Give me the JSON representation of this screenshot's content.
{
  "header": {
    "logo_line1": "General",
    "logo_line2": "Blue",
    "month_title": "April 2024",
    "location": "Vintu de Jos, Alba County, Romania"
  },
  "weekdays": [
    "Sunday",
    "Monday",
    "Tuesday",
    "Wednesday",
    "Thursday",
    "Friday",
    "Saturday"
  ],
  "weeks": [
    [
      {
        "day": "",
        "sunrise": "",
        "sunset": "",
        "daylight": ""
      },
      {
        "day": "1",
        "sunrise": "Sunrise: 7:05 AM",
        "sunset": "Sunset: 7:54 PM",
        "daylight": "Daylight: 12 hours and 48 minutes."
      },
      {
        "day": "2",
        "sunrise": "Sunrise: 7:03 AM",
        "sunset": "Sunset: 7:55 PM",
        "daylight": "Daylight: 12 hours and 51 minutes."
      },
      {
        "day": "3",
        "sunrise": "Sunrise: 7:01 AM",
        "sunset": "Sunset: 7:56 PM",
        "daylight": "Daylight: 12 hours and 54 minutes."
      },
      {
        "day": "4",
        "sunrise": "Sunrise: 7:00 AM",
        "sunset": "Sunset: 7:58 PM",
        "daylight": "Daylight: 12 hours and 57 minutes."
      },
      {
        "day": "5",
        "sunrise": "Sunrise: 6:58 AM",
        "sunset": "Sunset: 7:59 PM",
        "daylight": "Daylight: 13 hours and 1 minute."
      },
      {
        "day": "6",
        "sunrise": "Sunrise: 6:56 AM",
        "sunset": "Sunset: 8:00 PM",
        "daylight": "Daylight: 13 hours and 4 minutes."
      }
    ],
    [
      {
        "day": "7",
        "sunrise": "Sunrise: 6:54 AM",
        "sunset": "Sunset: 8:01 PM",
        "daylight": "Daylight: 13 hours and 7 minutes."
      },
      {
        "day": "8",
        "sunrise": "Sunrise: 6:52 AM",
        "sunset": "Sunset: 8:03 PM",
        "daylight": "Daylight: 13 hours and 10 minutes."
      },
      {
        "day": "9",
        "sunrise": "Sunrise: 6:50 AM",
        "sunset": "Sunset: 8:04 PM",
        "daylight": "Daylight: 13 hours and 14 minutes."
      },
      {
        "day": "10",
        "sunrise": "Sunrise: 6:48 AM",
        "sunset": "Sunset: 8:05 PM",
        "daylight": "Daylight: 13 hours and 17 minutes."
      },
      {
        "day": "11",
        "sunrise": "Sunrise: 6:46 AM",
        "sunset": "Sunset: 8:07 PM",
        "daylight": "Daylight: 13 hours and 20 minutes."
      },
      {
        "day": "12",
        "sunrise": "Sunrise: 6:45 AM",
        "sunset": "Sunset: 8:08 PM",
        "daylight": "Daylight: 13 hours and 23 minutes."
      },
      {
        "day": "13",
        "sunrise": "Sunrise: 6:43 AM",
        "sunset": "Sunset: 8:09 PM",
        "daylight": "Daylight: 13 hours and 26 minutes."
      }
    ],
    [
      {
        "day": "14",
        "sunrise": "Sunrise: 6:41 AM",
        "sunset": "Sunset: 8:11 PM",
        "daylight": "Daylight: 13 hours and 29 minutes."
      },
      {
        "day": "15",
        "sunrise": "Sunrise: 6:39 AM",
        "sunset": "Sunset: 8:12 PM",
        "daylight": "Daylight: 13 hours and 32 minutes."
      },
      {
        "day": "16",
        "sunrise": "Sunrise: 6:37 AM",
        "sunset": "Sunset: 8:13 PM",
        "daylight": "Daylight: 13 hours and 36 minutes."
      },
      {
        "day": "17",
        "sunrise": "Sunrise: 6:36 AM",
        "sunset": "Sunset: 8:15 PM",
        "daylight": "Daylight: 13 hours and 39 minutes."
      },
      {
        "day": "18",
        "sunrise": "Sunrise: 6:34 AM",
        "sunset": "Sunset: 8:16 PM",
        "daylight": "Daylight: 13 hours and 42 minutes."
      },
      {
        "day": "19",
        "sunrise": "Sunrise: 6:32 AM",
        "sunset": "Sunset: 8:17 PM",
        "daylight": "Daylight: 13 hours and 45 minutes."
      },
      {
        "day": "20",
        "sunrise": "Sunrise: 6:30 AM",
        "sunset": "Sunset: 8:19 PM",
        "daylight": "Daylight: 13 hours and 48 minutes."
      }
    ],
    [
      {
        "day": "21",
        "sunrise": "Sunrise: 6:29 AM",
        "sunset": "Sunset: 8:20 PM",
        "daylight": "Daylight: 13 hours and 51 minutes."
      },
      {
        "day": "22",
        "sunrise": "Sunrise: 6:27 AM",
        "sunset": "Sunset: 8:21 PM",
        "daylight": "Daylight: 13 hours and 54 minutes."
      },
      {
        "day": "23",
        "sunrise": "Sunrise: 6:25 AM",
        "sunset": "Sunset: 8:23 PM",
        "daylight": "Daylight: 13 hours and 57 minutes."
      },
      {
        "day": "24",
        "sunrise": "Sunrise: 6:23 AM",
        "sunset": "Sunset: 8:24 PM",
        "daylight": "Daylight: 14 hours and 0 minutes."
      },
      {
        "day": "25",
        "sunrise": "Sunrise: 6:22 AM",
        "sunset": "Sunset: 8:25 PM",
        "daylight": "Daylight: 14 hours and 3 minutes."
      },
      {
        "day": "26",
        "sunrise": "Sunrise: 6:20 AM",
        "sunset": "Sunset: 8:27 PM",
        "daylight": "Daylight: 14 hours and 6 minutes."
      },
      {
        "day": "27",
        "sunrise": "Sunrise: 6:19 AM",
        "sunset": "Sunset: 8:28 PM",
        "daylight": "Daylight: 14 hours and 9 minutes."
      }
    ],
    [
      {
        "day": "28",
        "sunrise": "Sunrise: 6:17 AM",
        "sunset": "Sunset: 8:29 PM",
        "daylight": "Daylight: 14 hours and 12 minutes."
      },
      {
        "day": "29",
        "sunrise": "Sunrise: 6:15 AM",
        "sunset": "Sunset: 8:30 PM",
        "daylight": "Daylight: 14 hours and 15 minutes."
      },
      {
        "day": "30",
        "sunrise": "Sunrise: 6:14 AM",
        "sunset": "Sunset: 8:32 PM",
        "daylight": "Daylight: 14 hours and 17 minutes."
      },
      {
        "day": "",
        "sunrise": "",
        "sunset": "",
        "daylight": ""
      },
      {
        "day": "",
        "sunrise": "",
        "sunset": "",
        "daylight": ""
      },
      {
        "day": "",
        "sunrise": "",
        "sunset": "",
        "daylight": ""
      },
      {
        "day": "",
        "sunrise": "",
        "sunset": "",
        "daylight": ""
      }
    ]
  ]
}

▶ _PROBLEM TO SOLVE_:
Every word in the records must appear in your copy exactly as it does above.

▶ _SOLUTION_:
Give me the JSON representation of this screenshot's content.
{
  "header": {
    "logo_line1": "General",
    "logo_line2": "Blue",
    "month_title": "April 2024",
    "location": "Vintu de Jos, Alba County, Romania"
  },
  "weekdays": [
    "Sunday",
    "Monday",
    "Tuesday",
    "Wednesday",
    "Thursday",
    "Friday",
    "Saturday"
  ],
  "weeks": [
    [
      {
        "day": "",
        "sunrise": "",
        "sunset": "",
        "daylight": ""
      },
      {
        "day": "1",
        "sunrise": "Sunrise: 7:05 AM",
        "sunset": "Sunset: 7:54 PM",
        "daylight": "Daylight: 12 hours and 48 minutes."
      },
      {
        "day": "2",
        "sunrise": "Sunrise: 7:03 AM",
        "sunset": "Sunset: 7:55 PM",
        "daylight": "Daylight: 12 hours and 51 minutes."
      },
      {
        "day": "3",
        "sunrise": "Sunrise: 7:01 AM",
        "sunset": "Sunset: 7:56 PM",
        "daylight": "Daylight: 12 hours and 54 minutes."
      },
      {
        "day": "4",
        "sunrise": "Sunrise: 7:00 AM",
        "sunset": "Sunset: 7:58 PM",
        "daylight": "Daylight: 12 hours and 57 minutes."
      },
      {
        "day": "5",
        "sunrise": "Sunrise: 6:58 AM",
        "sunset": "Sunset: 7:59 PM",
        "daylight": "Daylight: 13 hours and 1 minute."
      },
      {
        "day": "6",
        "sunrise": "Sunrise: 6:56 AM",
        "sunset": "Sunset: 8:00 PM",
        "daylight": "Daylight: 13 hours and 4 minutes."
      }
    ],
    [
      {
        "day": "7",
        "sunrise": "Sunrise: 6:54 AM",
        "sunset": "Sunset: 8:01 PM",
        "daylight": "Daylight: 13 hours and 7 minutes."
      },
      {
        "day": "8",
        "sunrise": "Sunrise: 6:52 AM",
        "sunset": "Sunset: 8:03 PM",
        "daylight": "Daylight: 13 hours and 10 minutes."
      },
      {
        "day": "9",
        "sunrise": "Sunrise: 6:50 AM",
        "sunset": "Sunset: 8:04 PM",
        "daylight": "Daylight: 13 hours and 14 minutes."
      },
      {
        "day": "10",
        "sunrise": "Sunrise: 6:48 AM",
        "sunset": "Sunset: 8:05 PM",
        "daylight": "Daylight: 13 hours and 17 minutes."
      },
      {
        "day": "11",
        "sunrise": "Sunrise: 6:46 AM",
        "sunset": "Sunset: 8:07 PM",
        "daylight": "Daylight: 13 hours and 20 minutes."
      },
      {
        "day": "12",
        "sunrise": "Sunrise: 6:45 AM",
        "sunset": "Sunset: 8:08 PM",
        "daylight": "Daylight: 13 hours and 23 minutes."
      },
      {
        "day": "13",
        "sunrise": "Sunrise: 6:43 AM",
        "sunset": "Sunset: 8:09 PM",
        "daylight": "Daylight: 13 hours and 26 minutes."
      }
    ],
    [
      {
        "day": "14",
        "sunrise": "Sunrise: 6:41 AM",
        "sunset": "Sunset: 8:11 PM",
        "daylight": "Daylight: 13 hours and 29 minutes."
      },
      {
        "day": "15",
        "sunrise": "Sunrise: 6:39 AM",
        "sunset": "Sunset: 8:12 PM",
        "daylight": "Daylight: 13 hours and 32 minutes."
      },
      {
        "day": "16",
        "sunrise": "Sunrise: 6:37 AM",
        "sunset": "Sunset: 8:13 PM",
        "daylight": "Daylight: 13 hours and 36 minutes."
      },
      {
        "day": "17",
        "sunrise": "Sunrise: 6:36 AM",
        "sunset": "Sunset: 8:15 PM",
        "daylight": "Daylight: 13 hours and 39 minutes."
      },
      {
        "day": "18",
        "sunrise": "Sunrise: 6:34 AM",
        "sunset": "Sunset: 8:16 PM",
        "daylight": "Daylight: 13 hours and 42 minutes."
      },
      {
        "day": "19",
        "sunrise": "Sunrise: 6:32 AM",
        "sunset": "Sunset: 8:17 PM",
        "daylight": "Daylight: 13 hours and 45 minutes."
      },
      {
        "day": "20",
        "sunrise": "Sunrise: 6:30 AM",
        "sunset": "Sunset: 8:19 PM",
        "daylight": "Daylight: 13 hours and 48 minutes."
      }
    ],
    [
      {
        "day": "21",
        "sunrise": "Sunrise: 6:29 AM",
        "sunset": "Sunset: 8:20 PM",
        "daylight": "Daylight: 13 hours and 51 minutes."
      },
      {
        "day": "22",
        "sunrise": "Sunrise: 6:27 AM",
        "sunset": "Sunset: 8:21 PM",
        "daylight": "Daylight: 13 hours and 54 minutes."
      },
      {
        "day": "23",
        "sunrise": "Sunrise: 6:25 AM",
        "sunset": "Sunset: 8:23 PM",
        "daylight": "Daylight: 13 hours and 57 minutes."
      },
      {
        "day": "24",
        "sunrise": "Sunrise: 6:23 AM",
        "sunset": "Sunset: 8:24 PM",
        "daylight": "Daylight: 14 hours and 0 minutes."
      },
      {
        "day": "25",
        "sunrise": "Sunrise: 6:22 AM",
        "sunset": "Sunset: 8:25 PM",
        "daylight": "Daylight: 14 hours and 3 minutes."
      },
      {
        "day": "26",
        "sunrise": "Sunrise: 6:20 AM",
        "sunset": "Sunset: 8:27 PM",
        "daylight": "Daylight: 14 hours and 6 minutes."
      },
      {
        "day": "27",
        "sunrise": "Sunrise: 6:19 AM",
        "sunset": "Sunset: 8:28 PM",
        "daylight": "Daylight: 14 hours and 9 minutes."
      }
    ],
    [
      {
        "day": "28",
        "sunrise": "Sunrise: 6:17 AM",
        "sunset": "Sunset: 8:29 PM",
        "daylight": "Daylight: 14 hours and 12 minutes."
      },
      {
        "day": "29",
        "sunrise": "Sunrise: 6:15 AM",
        "sunset": "Sunset: 8:30 PM",
        "daylight": "Daylight: 14 hours and 15 minutes."
      },
      {
        "day": "30",
        "sunrise": "Sunrise: 6:14 AM",
        "sunset": "Sunset: 8:32 PM",
        "daylight": "Daylight: 14 hours and 17 minutes."
      },
      {
        "day": "",
        "sunrise": "",
        "sunset": "",
        "daylight": ""
      },
      {
        "day": "",
        "sunrise": "",
        "sunset": "",
        "daylight": ""
      },
      {
        "day": "",
        "sunrise": "",
        "sunset": "",
        "daylight": ""
      },
      {
        "day": "",
        "sunrise": "",
        "sunset": "",
        "daylight": ""
      }
    ]
  ]
}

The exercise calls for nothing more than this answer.